Studies show that one in every five households listen to audiobooks. While June, which was National Audiobook Month, just passed, it's still a perfect time to test the waters if you’re among those who have never tried one.
I’m always surprised by the suggestion that listening to a book on tape, CD or mp3-player isn’t the same as reading one. Is the elderly or visually impaired person enjoying a book on tape not getting the same value from the story? Is the child listening to a tale read aloud by a parent or teacher absorbing any less than if he (or she) were reading it to himself? In fact, a growing body of research suggests that listening is just as effective as reading with the eyes, and supports the use of audiobooks to enhance fluency and comprehension.
Children of all ages can also benefit from and enjoy audiobooks. Audiobooks can augment teachers’ and parents’ ability to read with their children, and provide many, if not all, of the same benefits as the read-aloud experience. A child listening to an audiobook is being introduced to new vocabulary, hearing demonstrations of fluent phrasing and articulation, and gaining access to books he or she may be unable to read independently. By extension this creates greater opportunities for comprehension and retention.
Audiobooks can also provide unique support for struggling readers by helping them relax into the story and focus on meaning rather than decoding the text. My thirteen-year old son, for instance, has strabismus—which means that his eyes do not always team properly. Although he enjoys reading, he finds it fatiguing, since his brain is working overtime to decipher the alternating messages it is receiving from his eyes. He has found audiobooks to be a truly valuable tool, in that he can accomplish his reading, whether for school or for pleasure, more effectively, saving energy and retaining more content.
Children with learning disabilities such as dyslexia or ADHD may find the struggle to read (or simply to concentrate) enormously frustrating—and the associated feelings of failure that may arise can be devastating. For these children, an even greater emphasis on read-aloud is needed, as most children’s listening skills are stronger than their reading skills, and they can therefore comprehend more, especially if they read along as the book is read the book out aloud.

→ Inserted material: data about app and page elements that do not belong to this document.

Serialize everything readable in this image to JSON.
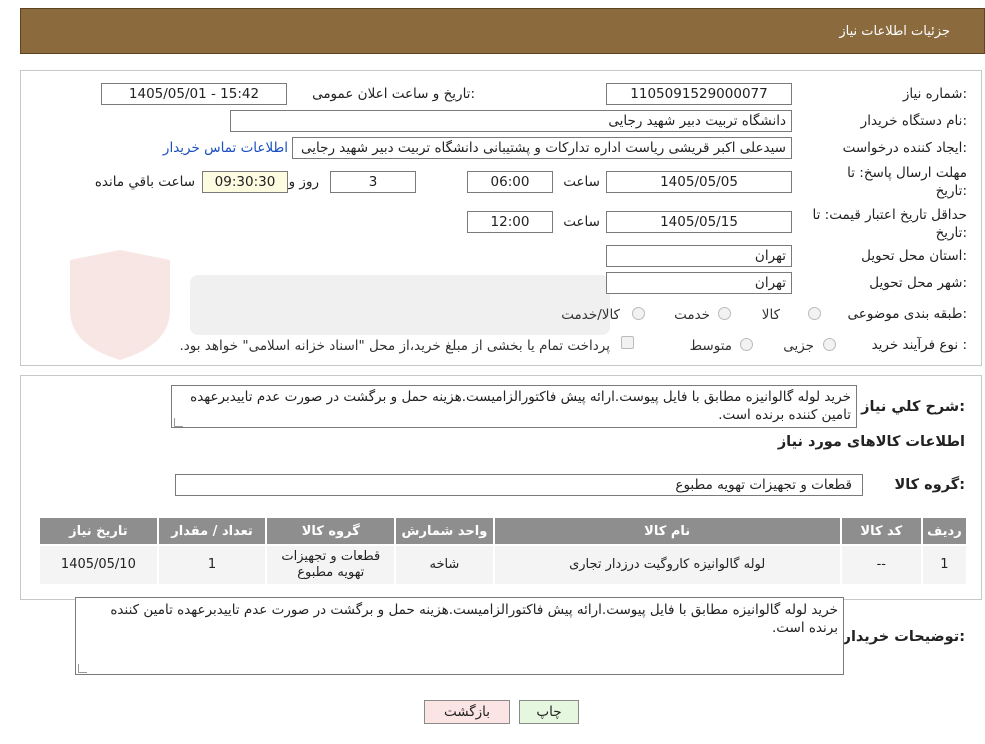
{
  "header": {
    "title": "جزئیات اطلاعات نیاز"
  },
  "form": {
    "need_number_label": "شماره نیاز:",
    "need_number": "1105091529000077",
    "announce_label": "تاریخ و ساعت اعلان عمومی:",
    "announce_value": "1405/05/01 - 15:42",
    "buyer_org_label": "نام دستگاه خریدار:",
    "buyer_org": "دانشگاه تربیت دبیر شهید رجایی",
    "requester_label": "ایجاد کننده درخواست:",
    "requester": "سیدعلی اکبر قریشی ریاست اداره تدارکات و پشتیبانی دانشگاه تربیت دبیر شهید رجایی",
    "contact_link": "اطلاعات تماس خریدار",
    "deadline_label": "مهلت ارسال پاسخ: تا تاریخ:",
    "deadline_date": "1405/05/05",
    "time_label": "ساعت",
    "deadline_time": "06:00",
    "days_value": "3",
    "days_label": "روز و",
    "remaining_time": "09:30:30",
    "remaining_label": "ساعت باقي مانده",
    "validity_label": "حداقل تاریخ اعتبار قیمت: تا تاریخ:",
    "validity_date": "1405/05/15",
    "validity_time": "12:00",
    "province_label": "استان محل تحویل:",
    "province": "تهران",
    "city_label": "شهر محل تحویل:",
    "city": "تهران",
    "category_label": "طبقه بندی موضوعی:",
    "category_options": [
      "کالا",
      "خدمت",
      "کالا/خدمت"
    ],
    "process_label": "نوع فرآیند خرید :",
    "process_options": [
      "جزیی",
      "متوسط"
    ],
    "payment_note": "پرداخت تمام یا بخشی از مبلغ خرید،از محل \"اسناد خزانه اسلامی\" خواهد بود."
  },
  "summary": {
    "label": "شرح كلي نياز:",
    "text": "خرید لوله گالوانیزه مطابق با فایل پیوست.ارائه پیش فاکتورالزامیست.هزینه حمل و برگشت در صورت عدم تاییدبرعهده تامین کننده برنده است."
  },
  "goods": {
    "section_title": "اطلاعات کالاهای مورد نیاز",
    "group_label": "گروه کالا:",
    "group_value": "قطعات و تجهیزات تهویه مطبوع",
    "columns": [
      "ردیف",
      "کد کالا",
      "نام کالا",
      "واحد شمارش",
      "گروه کالا",
      "تعداد / مقدار",
      "تاریخ نیاز"
    ],
    "rows": [
      {
        "index": "1",
        "code": "--",
        "name": "لوله گالوانیزه کاروگیت درزدار تجاری",
        "unit": "شاخه",
        "group": "قطعات و تجهیزات تهویه مطبوع",
        "qty": "1",
        "date": "1405/05/10"
      }
    ]
  },
  "buyer_notes": {
    "label": "توضیحات خریدار:",
    "text": "خرید لوله گالوانیزه مطابق با فایل پیوست.ارائه پیش فاکتورالزامیست.هزینه حمل و برگشت در صورت عدم تاییدبرعهده تامین کننده برنده است."
  },
  "buttons": {
    "print": "چاپ",
    "back": "بازگشت"
  },
  "colors": {
    "header_bg": "#8b6a3e",
    "table_header": "#8e8e8e",
    "link": "#1a4fc2",
    "print_bg": "#e6f7e0",
    "back_bg": "#fbe4e4"
  }
}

Here again, audiobooks can be of enormous value—especially those with accompanying texts, so as to pair reading and listening.
Among the many places and times audiobooks can be enjoyed are while driving, exercising, cleaning house or doing dishes, traveling, at the beach, or on a walk, or simply relaxing at home. Audiobooks can also provide wonderful family entertainment, and make for valuable bonding and shared discussion time. Instead of movie night or game night, why not try listening to a great book that the whole family can enjoy? Audiobooks are often narrated by great actors—you can delight in Terry Jones’s or Derek Jacobi’s versions of Kenneth Grahame’s Wind in the Willows, or listen to Jack Lemmon or Garrison Keillor narrate Mark Twain’s Huckleberry Finn.
Audiobooks, as well as book/tape or book/CD combinations, are readily available at libraries and bookstores, and many libraries now offer downloadable audiobooks. You can also purchase them online from such sources as iTunes or Audible.com. To help guide you in your choices, Audiofile Magazine reviews nearly 400 audiobooks every two months. The Audio Publishers Association sponsors the annual “Audie Awards” for excellence in audiobooks across all genres, and the American Library Association presents the Odyssey Award for audiobooks from preschool through high school, and also provides annual lists of Notable Recordings for Children and Amazing Audiobooks for Young Adults.
So in the words of the National Audibook Month campaign, “Get Caught Listening!”
________________________________________@ your library), premiered as a #1 best-seller on Amazon.com in the literacy category. Emma is a faculty member of Stony Brook Southampton’s MFA in Writing and Literature Program, where she directs the annual Southampton Children’s Literature Conference, and is Executive Director of the Young American Writers Project, an inter-disciplinary writing program for middle and high school students. She also works as a freelance children’s book editor and teaches picture book writing courses at the university and online. Visit emmawaltonhamilton.com for details.